## [Extracted data]

____________

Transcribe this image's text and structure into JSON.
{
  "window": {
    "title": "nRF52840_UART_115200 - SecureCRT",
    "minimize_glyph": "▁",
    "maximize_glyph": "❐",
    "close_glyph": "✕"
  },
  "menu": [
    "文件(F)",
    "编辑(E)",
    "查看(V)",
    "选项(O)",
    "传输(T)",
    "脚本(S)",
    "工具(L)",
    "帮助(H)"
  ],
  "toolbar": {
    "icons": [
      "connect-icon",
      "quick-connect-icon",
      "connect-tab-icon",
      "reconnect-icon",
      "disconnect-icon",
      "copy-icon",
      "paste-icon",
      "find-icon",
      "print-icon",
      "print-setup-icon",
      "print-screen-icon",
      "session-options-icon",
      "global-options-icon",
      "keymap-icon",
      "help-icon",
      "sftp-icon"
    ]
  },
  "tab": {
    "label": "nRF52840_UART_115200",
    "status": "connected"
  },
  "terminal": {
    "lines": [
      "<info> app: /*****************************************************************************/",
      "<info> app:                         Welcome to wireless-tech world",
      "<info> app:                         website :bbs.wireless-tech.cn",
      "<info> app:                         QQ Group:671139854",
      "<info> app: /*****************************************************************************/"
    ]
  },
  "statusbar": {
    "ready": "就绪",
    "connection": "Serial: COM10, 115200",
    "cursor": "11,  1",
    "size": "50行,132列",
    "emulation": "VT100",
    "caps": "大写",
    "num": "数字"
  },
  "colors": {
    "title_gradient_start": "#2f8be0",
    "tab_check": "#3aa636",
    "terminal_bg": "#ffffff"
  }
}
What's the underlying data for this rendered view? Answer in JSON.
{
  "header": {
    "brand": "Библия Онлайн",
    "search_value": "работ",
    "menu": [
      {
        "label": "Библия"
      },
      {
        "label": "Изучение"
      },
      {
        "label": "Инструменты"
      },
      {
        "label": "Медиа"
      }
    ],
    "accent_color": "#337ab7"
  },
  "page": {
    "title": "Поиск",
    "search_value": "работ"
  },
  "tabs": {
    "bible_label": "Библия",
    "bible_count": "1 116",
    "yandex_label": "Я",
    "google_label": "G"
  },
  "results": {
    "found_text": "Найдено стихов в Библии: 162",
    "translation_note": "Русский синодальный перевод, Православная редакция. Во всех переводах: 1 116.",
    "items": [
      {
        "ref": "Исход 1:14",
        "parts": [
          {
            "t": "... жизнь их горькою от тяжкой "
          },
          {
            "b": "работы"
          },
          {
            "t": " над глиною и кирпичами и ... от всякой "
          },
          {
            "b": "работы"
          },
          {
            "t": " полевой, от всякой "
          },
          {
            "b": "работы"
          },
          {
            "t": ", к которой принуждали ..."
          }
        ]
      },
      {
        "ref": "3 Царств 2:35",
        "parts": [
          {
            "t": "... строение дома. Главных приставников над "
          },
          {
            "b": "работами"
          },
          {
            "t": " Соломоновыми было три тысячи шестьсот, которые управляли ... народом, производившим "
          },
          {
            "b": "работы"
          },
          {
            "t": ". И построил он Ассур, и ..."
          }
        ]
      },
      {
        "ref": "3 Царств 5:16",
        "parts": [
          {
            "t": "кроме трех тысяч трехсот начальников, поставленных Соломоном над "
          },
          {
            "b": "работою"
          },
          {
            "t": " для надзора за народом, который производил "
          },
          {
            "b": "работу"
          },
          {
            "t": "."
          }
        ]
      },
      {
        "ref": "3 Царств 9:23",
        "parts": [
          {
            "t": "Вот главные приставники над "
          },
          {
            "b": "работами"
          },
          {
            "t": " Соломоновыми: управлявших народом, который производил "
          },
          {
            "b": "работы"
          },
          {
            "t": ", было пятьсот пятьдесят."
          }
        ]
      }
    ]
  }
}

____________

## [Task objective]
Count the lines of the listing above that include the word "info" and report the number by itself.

## [Reply to the exercise]
5